On 27 March the House Standing Committee on Economics, chaired by Daniel Mulino, delivered their report Better Competition, Better Prices, which focuses on promoting economic dynamism, competition and business formation (Australian Government 2024).

The report emphasises the need to continuously assess competition settings to maintain economic dynamism.

The right to repair movement, increased digitalisation and the net zero transformation present opportunities and challenges.

The opportunities will come from creativity in aftermarkets. They may be similar to the resourcefulness displayed by Calidad in reusing printer cartridges.

The challenges will continue coming from the notion of ‘creative destruction’ brought about by the process of old ideas being displaced by new ones (Leigh 2023).

This brings to mind examples such as Fairphone – a Dutch smartphone brand that makes repairable handsets, headphones and earbuds (TechCrunch 2024). Its focus is on reducing e‑waste and giving users more control over repairs.

Or adventure clothing company Patagonia, which encourages its customers to repair clothing rather than throw it away. As well as offering online repair tips, Patagonia has trained its retail staff in conducting simple repairs, and operates one of the largest garment repair facilities in North America.

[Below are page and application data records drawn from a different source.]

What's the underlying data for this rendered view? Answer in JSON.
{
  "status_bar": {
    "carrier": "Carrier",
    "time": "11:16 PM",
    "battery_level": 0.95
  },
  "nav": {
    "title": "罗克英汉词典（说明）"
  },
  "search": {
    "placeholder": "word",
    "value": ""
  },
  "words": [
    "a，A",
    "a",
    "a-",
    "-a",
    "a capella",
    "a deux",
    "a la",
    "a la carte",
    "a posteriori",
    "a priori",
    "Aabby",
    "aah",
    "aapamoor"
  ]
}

This sits alongside the important work that my colleague Tanya Plibersek is doing on product stewardship. The Minister’s ‘Priority List’ identifies her current priorities for product stewardship action. Industry is expected to take action for the products on the list. The Minister reviews the list annually to see if the recommended actions have been taken. If action is not taken, the Minister may consider regulating the products which can be more onerous for industry. The list current comprises 5 products: clothing textiles, tyres, plastics in healthcare products in hospitals, mattresses, and child car seats. Meanwhile other items, including single‑use plastics, electronic products and oil containers, have been taken off the list because industry has made sufficient progress to manage the environmental impact.

Closing remarks

In closing, thank you for giving me the opportunity to talk about the right to repair. Done right, with a recognition of intellectual property rights, innovation and public safety, it will save consumers time and money.

Alongside this, our government is advancing an ambitious competition agenda in other areas. This includes revitalising National Competition Policy, holding an Australian Competition and Consumer Commission inquiry into supermarkets, reviewing the Food and Grocery Code of Conduct, progressing merger reforms and reviewing the impact of non‑competes and other worker restraint clauses.

I thank you for your interest in these issues.

I am sure Assistant Professor Rosborough will provide salient insights on Canada’s experience that we can learn from here in Australia.


ABC News 2019 ‘Right to repair’ regulation necessary, say small businesses and environmentalists, 3 May 2019.

Australian Competition and Consumer Commission 2014 Celebrating 40 years of making markets work, page 9, 1 October 2014.

Australian Government 2024, Better Competition, Better Prices, 27 March 2024.

CHOICE 2023 Refilling printer cartridges now has legal protection, 3 August 2023.

Department of Climate Change, Energy, the Environment and Water (DCCEEW) 2022 National Waste Report 2022, 16 December 2022.

European Union 2023, Right to repair: Commission introduces new consumer rights for easy and attractive repairs, [media release] 22 March 2023.

Leigh A 2022 Keynote address to the Australian Repair Summit 2022, Canberra, 5 August 2022.

Leigh A 2022 Opinion piece: market power and markups, published in The Australian, 20 December 2022.

Leigh A 2023 Address to International Small Business Summit Melbourne, 22 September 2023.

Leigh A 2024 Parliament passes Labor’s designated consumer complaints measure – consultations now open, [media release] 27 March 2024.

Productivity Commission 2021, Right to Repair, 1 December 2021.

TechCrunch 2024 Fairphone launches easy‑to‑repair earbuds, 10 April 2024.

The Economist 2021 Why is the ‘right to repair’ gadgets and machines spreading? 19 November 2021.

Treasury 2021 Motor Vehicle Service and Repair Information Sharing Scheme, [fact sheet] Treasury.

Treasury 2023 Intergenerational Report 2023, page 83, Treasury.